Therefore, SEO and content marketing will remain two of the most important and impactful aspects of marketing in 2024.

SEO and content marketing can help you:

  • Generate qualified leads for your business.
  • Build trust and authority in your niche.
  • Drive organic traffic to your website.
  • Convert and retain your customers.

In short, SEO and content marketing are robust and cost-effective ways to grow your online presence and generate leads for your startup. Nevertheless, pulling off effective SEO isn’t easy or quick. It requires time, money, and effort, so SEO must have a special spot on your startup marketing budget.

Budgeting for an In-house SEO team vs. a marketing agency

Handling SEO by yourself as an entrepreneur can be daunting, especially if you’re unfamiliar with SEO best practices. If that’s your case, you have two options:

  • Hire an in-house SEO team, or
  • Outsource SEO to an agency like uSERP.

Both approaches require adequate planning and budgeting.

An in-house team may look cheaper on the outside. However, you must account for multiple separate costs. If you opt for an agency, you’ll only have to budget for a single expense: the agency’s fees. The agency will take care of everything else for you.

If that sounds like your cup of tea, you should consider uSERP, a performance-driven SEO, digital PR, and link-building agency.

At uSERP, we help ambitious brands get high-authority backlinks and make SEO their customer growth engine. If you’re running a startup and want to drive revenue from organic search 10x faster than with an in-house team, book a call now!

SEO: A critical item in your startup marketing budget

Creating a marketing budget for your startup is crucial for business success. However, it’s not a straightforward task. It requires careful planning, analysis, and execution.

The first decision to make is how much to allocate for marketing. While no two startups are the same, you can use the average marketing budget of around 9% of your yearly revenue as a starting point and optimize your marketing spending from there.

In this sense, one of the critical areas to focus on is SEO. If you want to simplify your startup marketing budget significantly while taking full advantage of one of the best-converting traffic sources for businesses on the internet, you should consider hiring an SEO agency like uSERP.

At uSERP, we help startups grow through performance-driven SEO, digital PR, and high-authority link building. If you’re running a startup and want to drive revenue from organic search 10x faster than with an in-house team, book a call now!

Jeremy Moser

Jeremy Moser

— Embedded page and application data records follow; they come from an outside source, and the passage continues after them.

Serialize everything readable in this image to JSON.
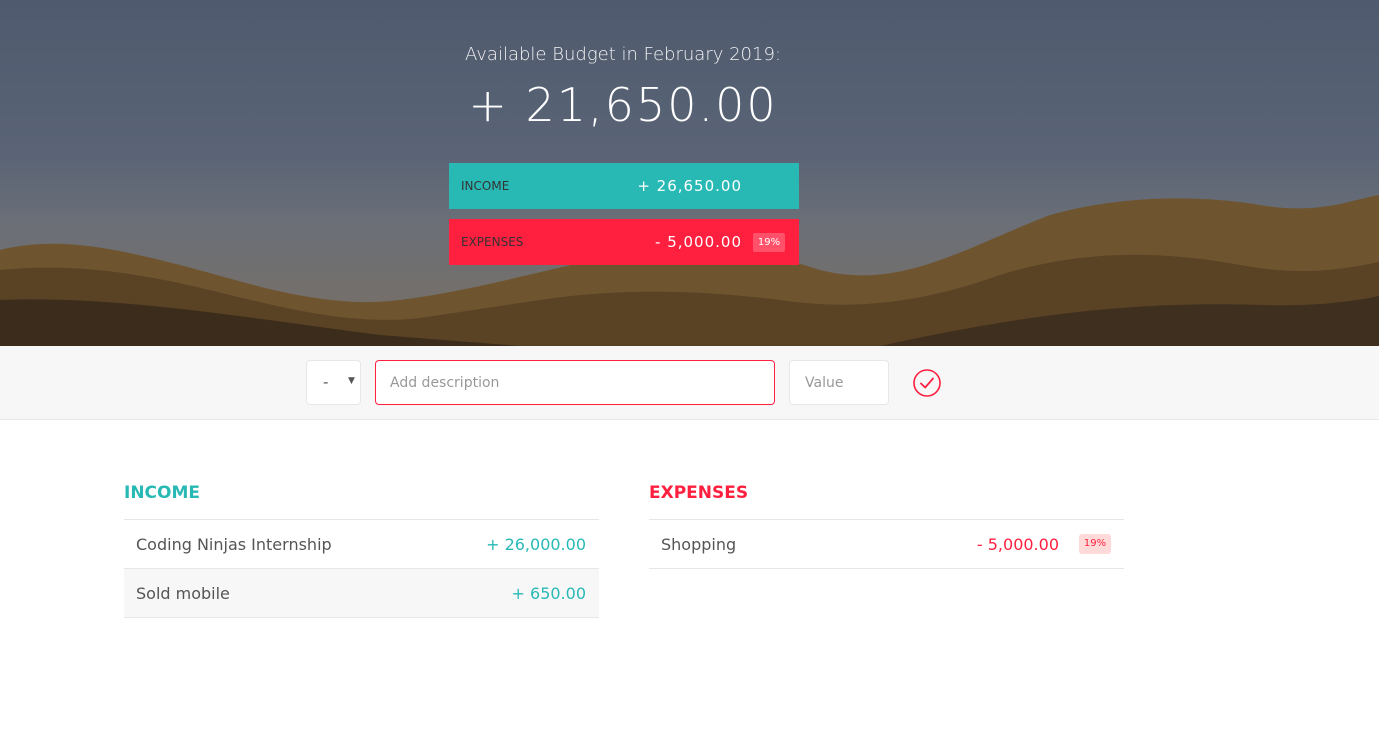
{
  "header": {
    "budget_title": "Available Budget in February 2019:",
    "budget_value": "+ 21,650.00",
    "income": {
      "label": "INCOME",
      "value": "+ 26,650.00"
    },
    "expenses": {
      "label": "EXPENSES",
      "value": "- 5,000.00",
      "percentage": "19%"
    }
  },
  "add_form": {
    "type_options": [
      "+",
      "-"
    ],
    "type_selected": "-",
    "description_placeholder": "Add description",
    "description_value": "",
    "value_placeholder": "Value",
    "value_value": "",
    "submit_icon": "checkmark-circle-icon"
  },
  "income_list": {
    "title": "INCOME",
    "items": [
      {
        "description": "Coding Ninjas Internship",
        "value": "+ 26,000.00"
      },
      {
        "description": "Sold mobile",
        "value": "+ 650.00"
      }
    ]
  },
  "expenses_list": {
    "title": "EXPENSES",
    "items": [
      {
        "description": "Shopping",
        "value": "- 5,000.00",
        "percentage": "19%"
      }
    ]
  },
  "colors": {
    "income": "#28b9b5",
    "expenses": "#ff2040",
    "expense_pct_bg": "#ffdad9"
  }
}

Jeremy is Co-founder and CEO of uSERP and has spearheaded SEO campaigns for global brands like SoFi, Robinhood, Freshworks, monday.com, & 100s more. He's a Forbes 30 under 30 in Marketing & Advertising.